Camp, would be the second time I was body shamed. My athletic body didn’t evolve the way I thought it would. Instead of being lean and lithe, muscles had given my small frame a bulky appearance that I despised. I had envisioned myself returning to the more, slender frame of my child-self with a boyish figure rather than to this feminine, strong, muscled girl whom I did not appreciate. While at camp, another girl pointed at me (we were all in bathing suits during swim lessons and they were comparing ‘thigh gaps) and commented to another girl (in Mean Girls fashion), “God she has fat thighs!” I was wrecked instantly.
I threw myself into exercising and gymnastics. I began restricting what I ate, counting calories and making myself throw up. It’s painful to look at pictures of myself and see this young, very slender girl and know the pain she was going through internally. There was a constant comparison of myself to other girls who didn’t have the same body type as I did and this endless competition to look like them, just so I would feel better about myself.
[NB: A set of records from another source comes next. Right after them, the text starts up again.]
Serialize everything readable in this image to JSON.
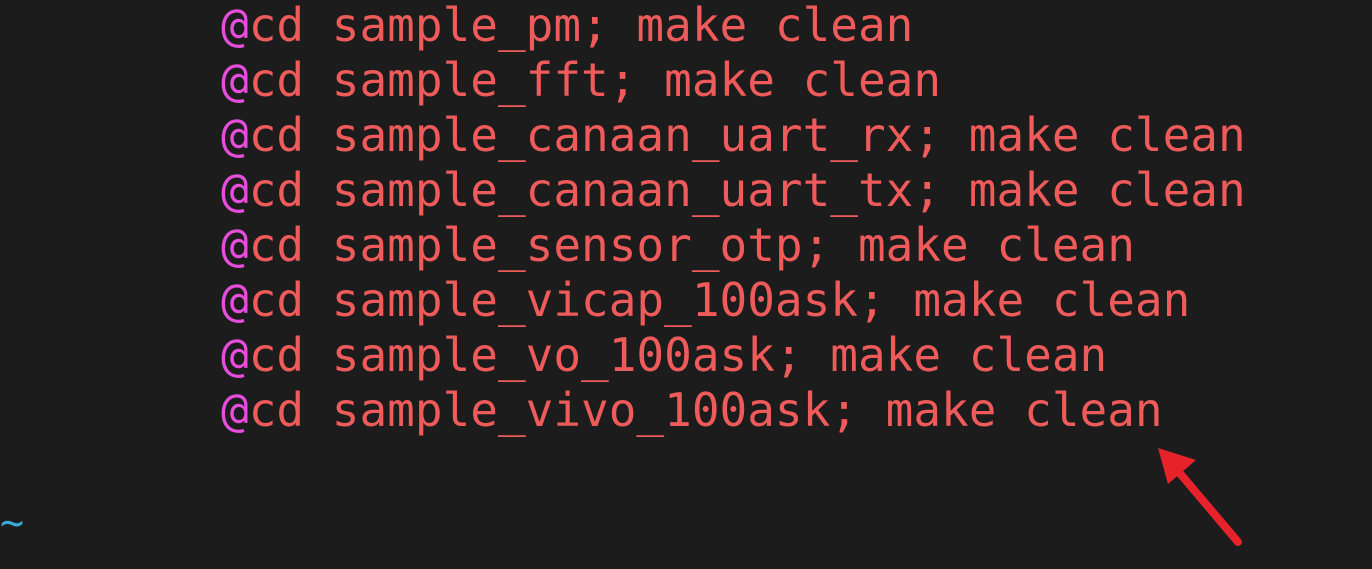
{
  "editor": {
    "lines": [
      {
        "prefix": "@",
        "text": "cd sample_pm; make clean"
      },
      {
        "prefix": "@",
        "text": "cd sample_fft; make clean"
      },
      {
        "prefix": "@",
        "text": "cd sample_canaan_uart_rx; make clean"
      },
      {
        "prefix": "@",
        "text": "cd sample_canaan_uart_tx; make clean"
      },
      {
        "prefix": "@",
        "text": "cd sample_sensor_otp; make clean"
      },
      {
        "prefix": "@",
        "text": "cd sample_vicap_100ask; make clean"
      },
      {
        "prefix": "@",
        "text": "cd sample_vo_100ask; make clean"
      },
      {
        "prefix": "@",
        "text": "cd sample_vivo_100ask; make clean"
      }
    ],
    "empty_line_marker": "~"
  },
  "annotation": {
    "arrow_color": "#e8222b"
  },
  "colors": {
    "background": "#1c1c1c",
    "at_sign": "#e64ddb",
    "command": "#ef5a5a",
    "tilde": "#3aa8d8"
  }
}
I never achieved it.
When I got pregnant at 19, I had no idea how much it would change my life. Not only the aspect of motherhood at such a young age, but the profound effect it would have on how I felt about my body. I promised myself that I would never let what I went through affect my child and later on my children (who are all girls.) But what I didn’t realize was that while I had overcome a lot, the effects of body shaming would continue until even now at 47. I don’t wear shorts because I don’t like how I look. I’ve gained a lot of weight because of chronic illness and pain, my highest weight being 190lbs and my lowest and current weight now at 160lbs. I always say I’d like to get back to 145-150 which was my weight after my youngest was born. But it’s been a struggle and it’s like when you watch a dog trying to constantly chase its tail, going in circles and never winning. My girls know my appearance makes me unhappy and it hurts me that I’ve never imparted a more body-positive environment for them. Because life is too short to be constantly fretting about how you look. Life should be about the things that make you happy.
I haven’t endured nearly as much body shaming as others. Much of it has been me being self-critical, but I do empathise with those who have had to endure it. Body shaming is so very destructive with lingering impacts. I hear Valerie Bertinelli and those out there who may have been the object of such cruelty and I support you. We don’t need to live in a world with body shaming. As mothers and fathers, educators, family and friends, we need to teach our youth that our appearance is only a tiny bit of what makes us human. We need to show our youth that it isn’t about being thin or pretty but having a good soul and a kind heart. We can change the world, one word at a time. We can also take back our lives by embracing the body we are in and not allowing someone else to try and diminish that.